Overall - Should you buy it?
Ultimately, the Razer Kraken Pro V2 is a tough one to beat, dollar for dollar. At $79.99 / £69.00, it occupies an unusual midpoint between a headset that costs $50 and one that costs $100. It's the Tournament Edition stripped down to its bare essence, but it serves its purpose well, delivering audio from virtually any gaming device on the market by way of a lengthy 3.5mm headphone cable. From the hardwired volume controls to the lack of software and RGB lighting, everything about it it can be summed up as rudimentary. If that's what you want, I say go for it! Sometimes a basic headset is all you need to pwn n00bs, or whatever the 2019 equivalent of that antiquated gamer slang might be. It may not employ the longest list of features, but it's comfy and doesn't cost a whole lot, and that really is its beauty.

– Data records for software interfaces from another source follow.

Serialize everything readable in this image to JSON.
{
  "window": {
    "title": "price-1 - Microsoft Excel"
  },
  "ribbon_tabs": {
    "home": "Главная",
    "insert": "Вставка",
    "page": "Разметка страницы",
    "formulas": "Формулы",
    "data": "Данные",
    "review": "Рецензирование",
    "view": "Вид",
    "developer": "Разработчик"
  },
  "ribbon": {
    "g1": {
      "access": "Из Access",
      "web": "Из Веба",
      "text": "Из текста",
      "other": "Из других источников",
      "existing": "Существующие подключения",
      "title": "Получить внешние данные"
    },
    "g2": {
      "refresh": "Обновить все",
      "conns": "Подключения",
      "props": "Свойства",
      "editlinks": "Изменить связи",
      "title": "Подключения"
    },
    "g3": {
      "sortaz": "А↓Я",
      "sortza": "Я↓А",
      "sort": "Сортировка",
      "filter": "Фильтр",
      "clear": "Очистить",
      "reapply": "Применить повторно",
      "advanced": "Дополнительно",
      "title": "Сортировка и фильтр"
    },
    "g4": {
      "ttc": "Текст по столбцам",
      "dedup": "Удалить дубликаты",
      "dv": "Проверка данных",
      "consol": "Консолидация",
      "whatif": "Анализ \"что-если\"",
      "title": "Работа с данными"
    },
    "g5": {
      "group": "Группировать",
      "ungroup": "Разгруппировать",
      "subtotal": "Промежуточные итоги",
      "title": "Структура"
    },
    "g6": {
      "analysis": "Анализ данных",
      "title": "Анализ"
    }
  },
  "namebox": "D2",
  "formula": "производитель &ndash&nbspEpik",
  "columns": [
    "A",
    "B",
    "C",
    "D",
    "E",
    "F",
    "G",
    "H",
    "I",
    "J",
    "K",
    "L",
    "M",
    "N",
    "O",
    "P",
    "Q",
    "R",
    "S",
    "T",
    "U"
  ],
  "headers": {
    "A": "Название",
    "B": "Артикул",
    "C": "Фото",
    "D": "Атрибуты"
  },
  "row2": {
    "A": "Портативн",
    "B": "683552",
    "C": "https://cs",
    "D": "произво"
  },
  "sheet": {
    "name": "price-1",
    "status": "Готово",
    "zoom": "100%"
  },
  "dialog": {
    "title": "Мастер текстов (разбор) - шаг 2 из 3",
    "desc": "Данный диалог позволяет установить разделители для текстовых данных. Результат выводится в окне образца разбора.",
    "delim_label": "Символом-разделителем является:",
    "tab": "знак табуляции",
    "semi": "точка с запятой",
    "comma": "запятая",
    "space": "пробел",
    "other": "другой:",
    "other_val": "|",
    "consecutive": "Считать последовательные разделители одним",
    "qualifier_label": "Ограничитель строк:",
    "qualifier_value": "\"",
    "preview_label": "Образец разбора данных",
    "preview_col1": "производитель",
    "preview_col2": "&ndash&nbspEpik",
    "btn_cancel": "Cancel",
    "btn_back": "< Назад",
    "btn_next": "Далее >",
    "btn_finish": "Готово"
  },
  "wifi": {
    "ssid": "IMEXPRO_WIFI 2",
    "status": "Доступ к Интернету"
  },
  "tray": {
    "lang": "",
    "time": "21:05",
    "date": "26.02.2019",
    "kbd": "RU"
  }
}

If you're looking for more features the Tournament Edition's USB amplifier adds much to the newer model. If you'd prefer to have the option to mess around with an equalizer in Synapse, oftentimes you can find the Razer Kraken Tournament Edition on sale for just a few dollars more than the Kraken Pro V2. In that case, I'd advise shelling out a quarter portion more for the tourney version. But overall, at the price, it's hard to beat the Kraken Pro V2.